All We Shall Know is another absolutely stunning novel from Donal Ryan, but there's often a difficulty, in that when you've found an author whose work you love, it can be hard for them to surprise and amaze you. I was left, though, feeling equally moved by the story and amazed at Ryan's ability to tell it. Part of the magic of Ryan's story-telling, for me, is that he doesn't seem so much to 'create' characters as to give voice to ones who already exist fully-formed elsewhere, and what impressed me this time was his way of getting not only inside a woman's thoughts, but her physical feelings too - as if he'd experienced the draining emptiness of morning sickness, or a baby kicking and turning, for himself. I've read other novels written by a male author but told in the first person from a woman's point of view, and I've felt unconvinced by the masquerade; this time, I was utterly convinced - so much so that at times during my reading I was surprised to remember this story is written by a man!

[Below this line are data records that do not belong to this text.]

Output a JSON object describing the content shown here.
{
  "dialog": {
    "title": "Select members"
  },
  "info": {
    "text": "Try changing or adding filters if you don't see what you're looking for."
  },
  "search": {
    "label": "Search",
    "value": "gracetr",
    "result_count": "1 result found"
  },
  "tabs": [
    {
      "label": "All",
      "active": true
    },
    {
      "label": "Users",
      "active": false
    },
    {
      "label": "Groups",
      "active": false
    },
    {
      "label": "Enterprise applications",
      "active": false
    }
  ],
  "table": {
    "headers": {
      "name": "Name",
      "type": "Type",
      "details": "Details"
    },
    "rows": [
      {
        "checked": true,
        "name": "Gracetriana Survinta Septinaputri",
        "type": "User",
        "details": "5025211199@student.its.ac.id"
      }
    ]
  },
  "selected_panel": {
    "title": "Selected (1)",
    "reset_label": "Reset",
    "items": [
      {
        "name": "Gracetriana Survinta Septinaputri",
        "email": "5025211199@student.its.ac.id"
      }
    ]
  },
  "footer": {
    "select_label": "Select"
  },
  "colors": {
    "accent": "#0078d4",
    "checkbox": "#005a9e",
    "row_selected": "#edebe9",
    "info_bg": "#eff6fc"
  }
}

Melody herself isn't a person to quickly take to - she's as outspoken, argumentative and downright stroppy as a teenager! - but as her story unfolded, I came to see her as a person damaged by her past misdeeds, and masking her vulnerability with anger, while caring deeply about her father and husband. The unravelling of Melody's story revolves around several threads - the difficulties that can at times surround something we take for granted; the birth of a child; the gradual wearing away of a loving marriage into a constant battle of recrimination; the way a community makes its own unwritten rules and how quick it is to judge anyone who doesn't conform; and how inflicting pain and suffering on others can bounce back on the giver.
In many ways, as in The Truth About December, this is a story about people living on the edges of society, shunned by family, friends or community for not behaving as expected; Melody is shunned by her neighbours for being pregnant; Mary by her own mother (!) for her inability to conceive, and then shaming her family by leaving her husband; the Travellers' community as a whole is looked on with suspicion and hatred just for being 'different'.
For anyone familiar with Ryan's work, there are places where his other stories seep through - a 'courting' couple in a car park at a beauty spot, or a policeman the reader's encountered before - which gives a feel of a whole world continuing its life in the background, just waiting for its story to be told.
Maryom's review - 5 stars
Publisher - DoubledayGenre - adult contemporary fiction